Filter the listing below, copying every line in which the word "развития" appears.

* DATA SHOWN
------------------------------------------------

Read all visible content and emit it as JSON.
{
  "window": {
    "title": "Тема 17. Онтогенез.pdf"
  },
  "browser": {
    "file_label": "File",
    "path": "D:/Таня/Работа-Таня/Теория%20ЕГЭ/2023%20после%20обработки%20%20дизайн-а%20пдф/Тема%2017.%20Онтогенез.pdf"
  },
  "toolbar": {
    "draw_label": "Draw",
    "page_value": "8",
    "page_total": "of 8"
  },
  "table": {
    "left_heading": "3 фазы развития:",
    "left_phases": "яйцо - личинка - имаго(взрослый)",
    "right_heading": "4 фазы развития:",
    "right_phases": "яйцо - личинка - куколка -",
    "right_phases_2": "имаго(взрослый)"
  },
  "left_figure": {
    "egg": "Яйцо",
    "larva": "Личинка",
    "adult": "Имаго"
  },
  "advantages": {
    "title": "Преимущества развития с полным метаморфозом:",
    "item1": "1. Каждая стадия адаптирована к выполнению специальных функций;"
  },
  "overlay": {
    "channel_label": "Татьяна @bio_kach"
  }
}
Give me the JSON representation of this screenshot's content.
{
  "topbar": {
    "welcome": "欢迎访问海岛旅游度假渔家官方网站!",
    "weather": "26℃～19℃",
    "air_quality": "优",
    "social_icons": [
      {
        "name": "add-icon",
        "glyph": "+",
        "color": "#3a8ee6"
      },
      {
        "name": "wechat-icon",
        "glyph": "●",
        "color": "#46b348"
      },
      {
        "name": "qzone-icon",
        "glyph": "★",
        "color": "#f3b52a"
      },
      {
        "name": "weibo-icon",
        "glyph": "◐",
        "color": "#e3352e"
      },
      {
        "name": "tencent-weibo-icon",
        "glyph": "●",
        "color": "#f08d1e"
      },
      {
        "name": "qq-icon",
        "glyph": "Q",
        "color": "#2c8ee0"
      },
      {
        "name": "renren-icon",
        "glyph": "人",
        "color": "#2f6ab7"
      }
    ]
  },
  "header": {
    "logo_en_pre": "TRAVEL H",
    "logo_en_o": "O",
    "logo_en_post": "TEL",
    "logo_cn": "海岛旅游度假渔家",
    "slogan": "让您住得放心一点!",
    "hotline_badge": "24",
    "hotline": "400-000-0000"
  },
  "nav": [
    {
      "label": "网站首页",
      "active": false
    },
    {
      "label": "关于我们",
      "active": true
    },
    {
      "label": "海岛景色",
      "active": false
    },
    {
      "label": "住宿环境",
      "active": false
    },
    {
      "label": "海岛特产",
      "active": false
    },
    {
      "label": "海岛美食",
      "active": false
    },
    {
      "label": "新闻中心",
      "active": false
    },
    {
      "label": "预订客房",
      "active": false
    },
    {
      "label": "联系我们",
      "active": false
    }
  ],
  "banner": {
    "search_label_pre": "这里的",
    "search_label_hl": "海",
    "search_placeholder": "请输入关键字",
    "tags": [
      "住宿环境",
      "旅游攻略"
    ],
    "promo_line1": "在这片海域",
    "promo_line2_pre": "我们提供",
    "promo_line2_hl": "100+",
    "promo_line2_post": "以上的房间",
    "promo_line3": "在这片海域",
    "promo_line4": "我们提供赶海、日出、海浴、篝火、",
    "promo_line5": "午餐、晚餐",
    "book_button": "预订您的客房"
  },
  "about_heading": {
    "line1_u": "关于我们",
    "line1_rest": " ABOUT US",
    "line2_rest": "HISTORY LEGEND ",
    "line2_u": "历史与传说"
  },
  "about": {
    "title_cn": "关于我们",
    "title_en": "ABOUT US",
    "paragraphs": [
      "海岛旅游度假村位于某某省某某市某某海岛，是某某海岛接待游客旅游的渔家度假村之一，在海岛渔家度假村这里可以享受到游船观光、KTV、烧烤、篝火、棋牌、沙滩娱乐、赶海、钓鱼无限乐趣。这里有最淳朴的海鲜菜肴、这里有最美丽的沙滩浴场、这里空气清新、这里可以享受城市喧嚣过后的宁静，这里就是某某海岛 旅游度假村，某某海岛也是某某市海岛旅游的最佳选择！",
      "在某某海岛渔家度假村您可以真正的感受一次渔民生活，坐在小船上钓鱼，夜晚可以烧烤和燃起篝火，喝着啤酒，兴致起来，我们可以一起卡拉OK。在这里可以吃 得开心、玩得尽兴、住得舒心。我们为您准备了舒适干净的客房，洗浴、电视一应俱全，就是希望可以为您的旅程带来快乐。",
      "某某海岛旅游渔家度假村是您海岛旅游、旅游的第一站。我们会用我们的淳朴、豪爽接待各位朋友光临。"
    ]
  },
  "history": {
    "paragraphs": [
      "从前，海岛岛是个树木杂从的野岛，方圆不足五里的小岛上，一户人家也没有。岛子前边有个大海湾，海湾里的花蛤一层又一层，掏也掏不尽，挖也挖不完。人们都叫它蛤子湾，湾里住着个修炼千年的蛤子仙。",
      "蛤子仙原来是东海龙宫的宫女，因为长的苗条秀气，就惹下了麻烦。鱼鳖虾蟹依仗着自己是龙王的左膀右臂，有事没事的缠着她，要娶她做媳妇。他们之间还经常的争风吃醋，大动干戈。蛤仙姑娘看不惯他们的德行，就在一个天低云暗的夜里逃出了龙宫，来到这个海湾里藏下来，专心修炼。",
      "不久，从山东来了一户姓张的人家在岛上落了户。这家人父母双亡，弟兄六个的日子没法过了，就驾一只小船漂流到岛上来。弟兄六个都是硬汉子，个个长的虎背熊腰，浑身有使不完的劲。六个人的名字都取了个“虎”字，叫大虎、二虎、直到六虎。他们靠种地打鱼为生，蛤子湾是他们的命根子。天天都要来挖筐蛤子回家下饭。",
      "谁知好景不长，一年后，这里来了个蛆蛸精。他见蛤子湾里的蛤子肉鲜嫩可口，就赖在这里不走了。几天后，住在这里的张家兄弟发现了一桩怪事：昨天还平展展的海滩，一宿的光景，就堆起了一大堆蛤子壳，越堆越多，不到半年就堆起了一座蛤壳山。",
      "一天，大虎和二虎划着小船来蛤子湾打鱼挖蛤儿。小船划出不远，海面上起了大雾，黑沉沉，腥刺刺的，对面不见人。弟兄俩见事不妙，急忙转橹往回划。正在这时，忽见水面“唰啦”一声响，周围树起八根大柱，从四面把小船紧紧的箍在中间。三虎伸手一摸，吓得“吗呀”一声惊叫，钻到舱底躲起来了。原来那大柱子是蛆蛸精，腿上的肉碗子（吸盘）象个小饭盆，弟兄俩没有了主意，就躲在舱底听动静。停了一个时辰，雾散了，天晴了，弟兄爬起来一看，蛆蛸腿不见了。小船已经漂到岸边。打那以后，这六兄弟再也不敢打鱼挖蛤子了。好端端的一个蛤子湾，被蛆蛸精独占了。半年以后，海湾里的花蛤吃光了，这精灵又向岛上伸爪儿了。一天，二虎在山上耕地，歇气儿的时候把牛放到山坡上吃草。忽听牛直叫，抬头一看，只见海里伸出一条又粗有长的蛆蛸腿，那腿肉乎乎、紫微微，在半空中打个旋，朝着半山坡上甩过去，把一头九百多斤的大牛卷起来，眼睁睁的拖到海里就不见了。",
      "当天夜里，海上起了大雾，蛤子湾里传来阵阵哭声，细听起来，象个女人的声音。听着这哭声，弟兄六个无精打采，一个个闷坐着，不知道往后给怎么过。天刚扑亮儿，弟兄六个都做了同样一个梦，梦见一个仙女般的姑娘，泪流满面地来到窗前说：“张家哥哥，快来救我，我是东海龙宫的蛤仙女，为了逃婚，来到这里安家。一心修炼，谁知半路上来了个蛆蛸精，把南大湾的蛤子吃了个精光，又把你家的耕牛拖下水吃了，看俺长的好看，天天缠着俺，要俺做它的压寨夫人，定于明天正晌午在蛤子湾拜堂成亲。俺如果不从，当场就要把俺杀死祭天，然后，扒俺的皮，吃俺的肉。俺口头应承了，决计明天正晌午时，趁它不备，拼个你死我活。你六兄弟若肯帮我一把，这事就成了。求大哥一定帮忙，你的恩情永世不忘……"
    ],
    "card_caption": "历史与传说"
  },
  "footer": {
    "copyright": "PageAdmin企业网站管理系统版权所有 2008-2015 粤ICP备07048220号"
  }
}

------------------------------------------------

* SOLUTION BELOW
    "left_heading": "3 фазы развития:",
    "right_heading": "4 фазы развития:",
    "title": "Преимущества развития с полным метаморфозом:",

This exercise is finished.